CARROT RIVER, Sask. – A remote Saskatchewan intersection where a junior hockey team bus crashed on Friday was already a scene of tragedy for a family that lost six of its members in a collision two decades ago.Dylan Fiddler, who was just six at the time, lost his mother, aunt, uncle and three young cousins when the vehicle they were in collided with a semi on Highway 35 where it meets a secondary highway at a spot known as Armley Corner.“It hit home maybe more than others can imagine,” Fiddler said about the crash that killed 15 people who were on the Humboldt Broncos team bus when it collided with a truck hauling peat moss.White wooden crosses — three larger ones and three smaller ones — still stand near the southeast ditch near a copse of trees, only metres away from where the wreckage of the bus and the semi were left lying on their sides.Fiddler and his older brother weren’t in the crash that took their mother’s life in June 1997. She and her sons had been living in Saskatoon, and she was travelling to Carrot River with family from Dawson Creek, B.C., to visit other relatives while her sons stayed home.RCMP said at the time that the half-ton pickup the family was in ran a stop sign, into the path of the oncoming semi.Both vehicles slammed into a ditch, where the pickup burst into flames.The driver of the semi-trailer was not seriously injured.After the crash, the boys moved to Carrot River, about 40 kilometres northeast of the intersection, and were raised in the community by their mother’s brother and his wife.Fiddler, who now lives in Ontario, remembers the intersection well. As a teenager, he passed through it two or three times a week when he was equipment manager on the bus of Carrot River’s Junior B hockey team, the Tri-Town Thunder, now known as the Carrot River Outback Thunder.“It’s sort of a meet place — ‘Hey, I can meet you at Armley Corner and we can carry on from there,’” Fiddler said, adding the corner evoked less cheery emotions for him.“You almost want to drive with your eyes closed through that corner.
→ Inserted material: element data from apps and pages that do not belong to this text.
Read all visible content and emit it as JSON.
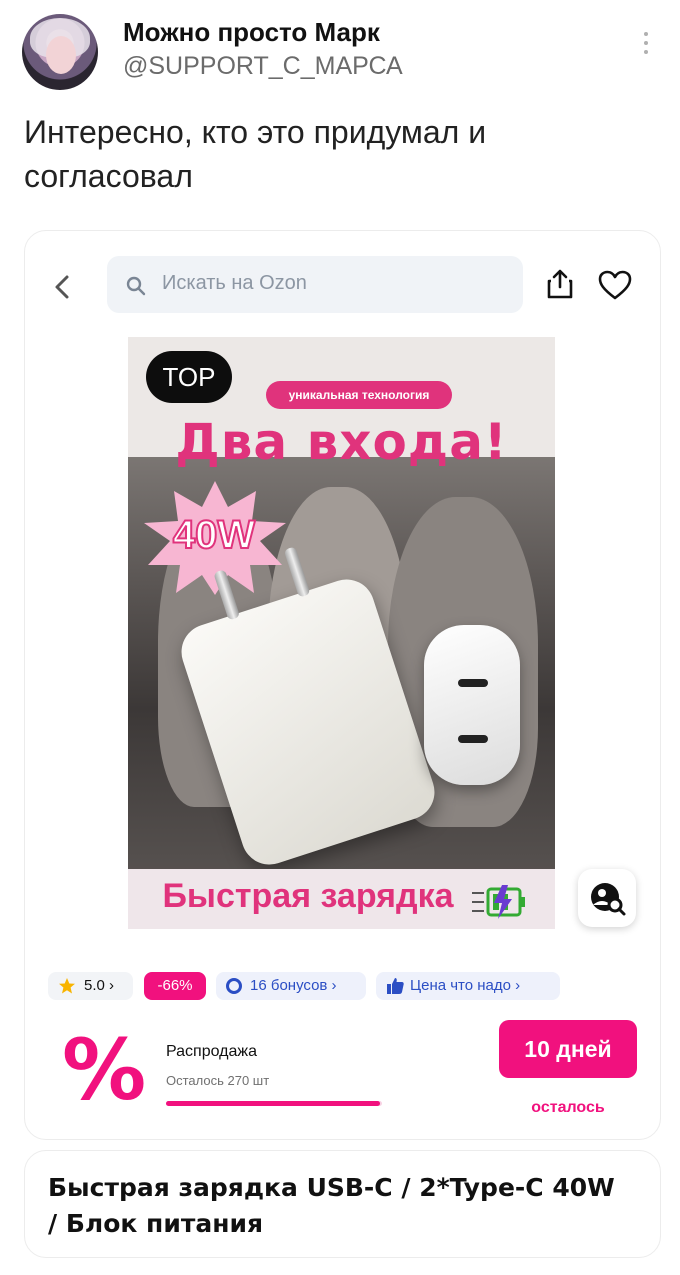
{
  "tweet": {
    "author_name": "Можно просто Марк",
    "author_handle": "@SUPPORT_C_МАРСА",
    "text": "Интересно, кто это придумал и согласовал"
  },
  "app_header": {
    "search_placeholder": "Искать на Ozon",
    "icons": [
      "back-arrow-icon",
      "search-icon",
      "share-icon",
      "heart-icon"
    ]
  },
  "product_image": {
    "top_badge": "TOP",
    "tech_pill": "уникальная технология",
    "headline": "Два входа!",
    "watt_label": "40W",
    "subtitle": "Быстрая зарядка"
  },
  "badges": {
    "rating": "5.0 ›",
    "discount": "-66%",
    "bonus": "16 бонусов ›",
    "price_note": "Цена что надо ›"
  },
  "sale": {
    "icon_glyph": "%",
    "title": "Распродажа",
    "remaining": "Осталось 270 шт",
    "progress": 0.99,
    "days_button": "10 дней",
    "days_caption": "осталось"
  },
  "product": {
    "title": "Быстрая зарядка USB-C / 2*Type-C 40W / Блок питания"
  },
  "colors": {
    "accent": "#f1117e",
    "pink_brand": "#e0337c",
    "bonus_blue": "#2b4ec4"
  }
}
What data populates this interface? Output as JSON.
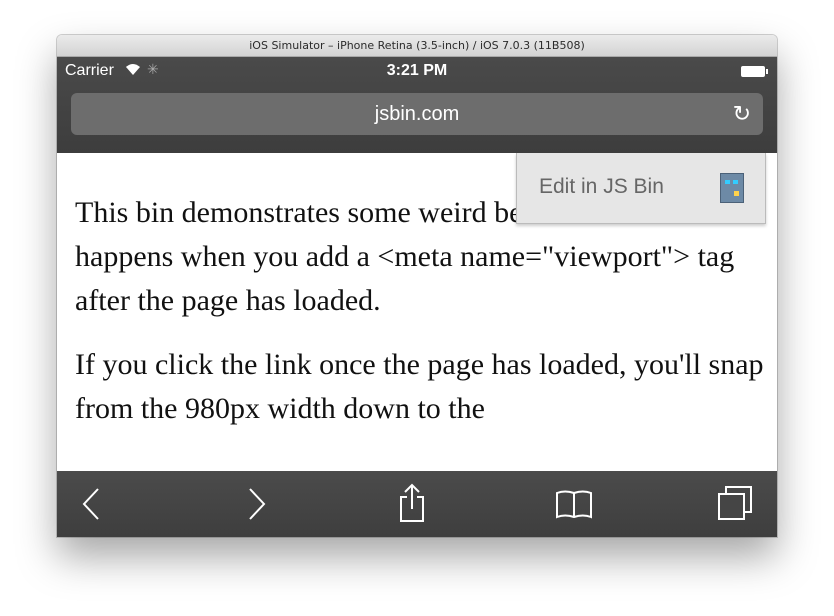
{
  "window": {
    "title": "iOS Simulator – iPhone Retina (3.5-inch) / iOS 7.0.3 (11B508)"
  },
  "status_bar": {
    "carrier": "Carrier",
    "wifi_icon": "wifi-icon",
    "activity_icon": "activity-spinner-icon",
    "time": "3:21 PM",
    "battery_icon": "battery-icon"
  },
  "browser": {
    "url": "jsbin.com",
    "reload_icon": "reload-icon"
  },
  "page": {
    "paragraphs": [
      "This bin demonstrates some weird behaviour that happens when you add a <meta name=\"viewport\"> tag after the page has loaded.",
      "If you click the link once the page has loaded, you'll snap from the 980px width down to the"
    ],
    "edit_button": {
      "label": "Edit in JS Bin",
      "icon": "jsbin-logo-icon"
    }
  },
  "toolbar": {
    "items": [
      "back-icon",
      "forward-icon",
      "share-icon",
      "bookmarks-icon",
      "tabs-icon"
    ]
  },
  "colors": {
    "chrome": "#3f3f3f",
    "url_field": "#6d6d6d",
    "edit_button_bg": "#e6e6e6"
  }
}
It’s not a very enjoyable place to be for myself, anyway.”Fiddler said the amount of traffic through the intersection is constant and there’s just a stop sign controlling it. He said he didn’t personally feel unsafe passing through it, partly because he was distracted by the camaraderie of being on a hockey bus.“Even passing by that corner, you’re kind of getting in the zone. You’re laughing back and forth with your teammates,” Fiddler said.Maybe now, after so much death on that corner, he said he thinks something will be done to improve it.He’s heartened by the huge outpouring of grief, and help, for families affected by the recent tragedy.“At this point, I think the families affected need everybody’s help with prayers and support, which I think they’re getting worldwide,” Fiddler said.“I think that needs to keep on going.”— By Rob Drinkwater in Edmonton